Nepal is a classic example of the nation facing this difficulty. With higher remittance income every year, the living standard of the Nepalese people has inclined. However, the country itself is poor with insufficient infrastructure and a lack of development. We have become a consumer nation. We do not create anything. Neither do we build or produce. WE CONSUME. From luxurious automobiles to iPhones to expensive clothes to high-priced education and health services, there is no such thing that we have not enjoyed. This was made possible by the income earned by our family members working in foreign countries.
If we are strong inside, the support from outside, will add to our strength. However, if we are weak inside, once the outside support is withdrawn, we will fail to survive.
Nepal, being a nation highly dependent on remittance income has become its slave. Remittance still occupies almost one-fourth of the total GDP of our country. In the last fiscal year 2075/76, remittance income was 25.40 percent of the GDP of Nepal. This number has increased from 11 years ago when the remittance was 21.20 percent of the GDP. The figures for the last 11 years are shown in the table and the chart below:
Table : Remittance ( in percent of GDP)
|Fiscal Year||Remittance (% of GDP)|
CHART: Remittance (in percent of GDP)
The above numbers are not encouraging. Instead of the declining contribution of remittance to GDP, we have seen growth from the last 11 years. This indicates that other internal sectors of the economy have been unable to generate higher growth in income and production. This can’t be an ideal situation. The data of the past 11 years reveal that we are in a vicious circle from which there seems to be no escape. Remittance is providing higher income to the people, which in turn has induced more manpower to go abroad.

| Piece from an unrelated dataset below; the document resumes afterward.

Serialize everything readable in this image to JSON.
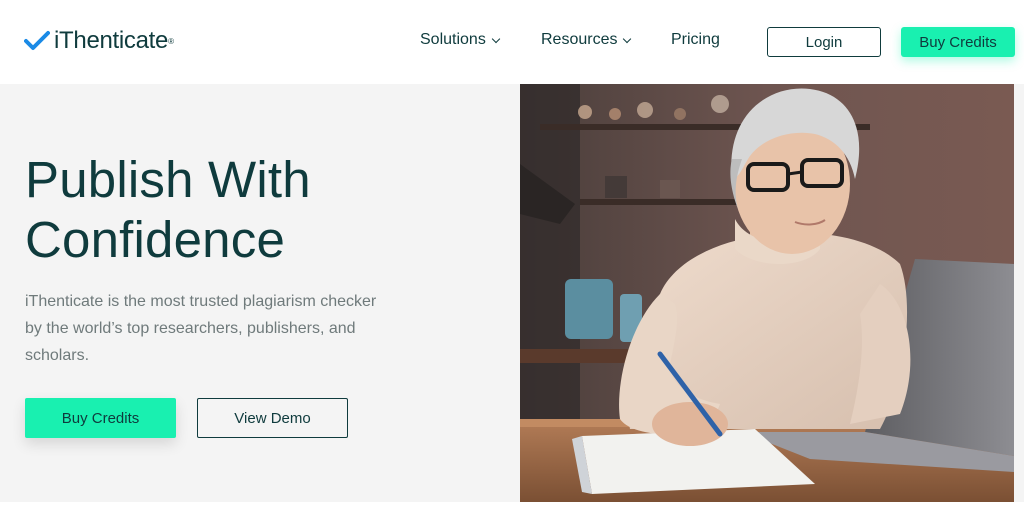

With an active working population away from the country, how can we envision a prosperous nation? Too much reliance on income from abroad will lead to our eventual destruction of the economy. We need to be financially sound from within. If we are strong inside, the support from outside, will add to our strength. However, if we are weak inside, once the outside support is withdrawn, we will fail to survive. It is high time we forget thinking about higher income and focus on rebuilding our nation. We need companies/factories/businesses that build goods or provide services. We now need builders, creators, innovators, risk-takers more than ever.

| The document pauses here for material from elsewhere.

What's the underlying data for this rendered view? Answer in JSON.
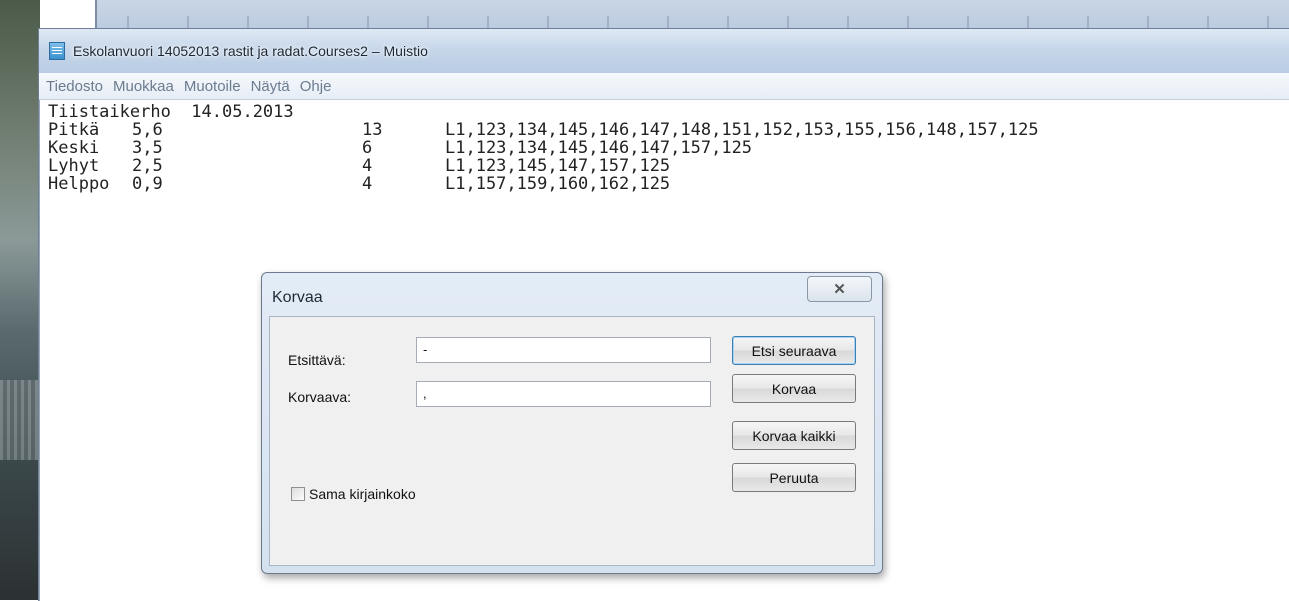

Remittance has both positive as well as negative impacts, as discussed earlier. However, for the long term sustainable growth of the economy, other sectors should put the pedal on the accelerator and take the load of the economy as remittance has done for several years.